▸ Interface dataset entries
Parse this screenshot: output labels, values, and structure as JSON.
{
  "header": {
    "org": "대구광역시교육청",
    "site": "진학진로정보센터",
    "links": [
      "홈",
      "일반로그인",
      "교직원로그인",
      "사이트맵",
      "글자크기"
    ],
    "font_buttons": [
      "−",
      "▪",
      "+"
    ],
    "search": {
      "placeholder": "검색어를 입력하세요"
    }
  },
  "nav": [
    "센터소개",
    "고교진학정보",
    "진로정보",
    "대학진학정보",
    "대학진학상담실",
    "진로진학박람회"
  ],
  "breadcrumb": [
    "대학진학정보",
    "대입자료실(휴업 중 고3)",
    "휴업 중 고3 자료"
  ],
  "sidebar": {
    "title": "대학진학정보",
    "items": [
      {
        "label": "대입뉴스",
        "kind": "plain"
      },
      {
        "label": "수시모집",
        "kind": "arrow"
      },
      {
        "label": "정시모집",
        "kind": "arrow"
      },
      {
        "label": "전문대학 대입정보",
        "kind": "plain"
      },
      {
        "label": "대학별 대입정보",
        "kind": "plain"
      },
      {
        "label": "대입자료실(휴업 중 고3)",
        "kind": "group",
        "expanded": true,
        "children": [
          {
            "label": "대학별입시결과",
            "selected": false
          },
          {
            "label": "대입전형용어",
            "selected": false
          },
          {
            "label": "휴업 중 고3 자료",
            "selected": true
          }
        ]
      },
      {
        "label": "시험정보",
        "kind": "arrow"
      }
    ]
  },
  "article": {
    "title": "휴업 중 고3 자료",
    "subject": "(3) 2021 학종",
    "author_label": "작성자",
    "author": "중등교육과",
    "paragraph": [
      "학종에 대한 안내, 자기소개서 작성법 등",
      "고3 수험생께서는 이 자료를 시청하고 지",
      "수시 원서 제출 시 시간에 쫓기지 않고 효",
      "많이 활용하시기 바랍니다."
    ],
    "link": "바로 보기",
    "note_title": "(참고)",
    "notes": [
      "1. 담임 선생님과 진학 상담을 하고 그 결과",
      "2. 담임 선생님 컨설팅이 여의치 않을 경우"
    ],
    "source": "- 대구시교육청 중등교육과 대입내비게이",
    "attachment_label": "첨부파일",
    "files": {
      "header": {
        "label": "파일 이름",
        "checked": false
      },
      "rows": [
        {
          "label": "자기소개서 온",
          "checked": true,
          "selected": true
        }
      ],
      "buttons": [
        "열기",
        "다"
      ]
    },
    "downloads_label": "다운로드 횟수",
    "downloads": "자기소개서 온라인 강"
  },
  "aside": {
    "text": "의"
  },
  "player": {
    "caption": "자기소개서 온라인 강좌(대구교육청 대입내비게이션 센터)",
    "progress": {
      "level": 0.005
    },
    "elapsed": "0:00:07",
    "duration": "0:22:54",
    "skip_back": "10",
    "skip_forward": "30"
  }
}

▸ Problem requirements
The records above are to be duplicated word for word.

▸ Output of the exercise
Parse this screenshot: output labels, values, and structure as JSON.
{
  "header": {
    "org": "대구광역시교육청",
    "site": "진학진로정보센터",
    "links": [
      "홈",
      "일반로그인",
      "교직원로그인",
      "사이트맵",
      "글자크기"
    ],
    "font_buttons": [
      "−",
      "▪",
      "+"
    ],
    "search": {
      "placeholder": "검색어를 입력하세요"
    }
  },
  "nav": [
    "센터소개",
    "고교진학정보",
    "진로정보",
    "대학진학정보",
    "대학진학상담실",
    "진로진학박람회"
  ],
  "breadcrumb": [
    "대학진학정보",
    "대입자료실(휴업 중 고3)",
    "휴업 중 고3 자료"
  ],
  "sidebar": {
    "title": "대학진학정보",
    "items": [
      {
        "label": "대입뉴스",
        "kind": "plain"
      },
      {
        "label": "수시모집",
        "kind": "arrow"
      },
      {
        "label": "정시모집",
        "kind": "arrow"
      },
      {
        "label": "전문대학 대입정보",
        "kind": "plain"
      },
      {
        "label": "대학별 대입정보",
        "kind": "plain"
      },
      {
        "label": "대입자료실(휴업 중 고3)",
        "kind": "group",
        "expanded": true,
        "children": [
          {
            "label": "대학별입시결과",
            "selected": false
          },
          {
            "label": "대입전형용어",
            "selected": false
          },
          {
            "label": "휴업 중 고3 자료",
            "selected": true
          }
        ]
      },
      {
        "label": "시험정보",
        "kind": "arrow"
      }
    ]
  },
  "article": {
    "title": "휴업 중 고3 자료",
    "subject": "(3) 2021 학종",
    "author_label": "작성자",
    "author": "중등교육과",
    "paragraph": [
      "학종에 대한 안내, 자기소개서 작성법 등",
      "고3 수험생께서는 이 자료를 시청하고 지",
      "수시 원서 제출 시 시간에 쫓기지 않고 효",
      "많이 활용하시기 바랍니다."
    ],
    "link": "바로 보기",
    "note_title": "(참고)",
    "notes": [
      "1. 담임 선생님과 진학 상담을 하고 그 결과",
      "2. 담임 선생님 컨설팅이 여의치 않을 경우"
    ],
    "source": "- 대구시교육청 중등교육과 대입내비게이",
    "attachment_label": "첨부파일",
    "files": {
      "header": {
        "label": "파일 이름",
        "checked": false
      },
      "rows": [
        {
          "label": "자기소개서 온",
          "checked": true,
          "selected": true
        }
      ],
      "buttons": [
        "열기",
        "다"
      ]
    },
    "downloads_label": "다운로드 횟수",
    "downloads": "자기소개서 온라인 강"
  },
  "aside": {
    "text": "의"
  },
  "player": {
    "caption": "자기소개서 온라인 강좌(대구교육청 대입내비게이션 센터)",
    "progress": {
      "level": 0.005
    },
    "elapsed": "0:00:07",
    "duration": "0:22:54",
    "skip_back": "10",
    "skip_forward": "30"
  }
}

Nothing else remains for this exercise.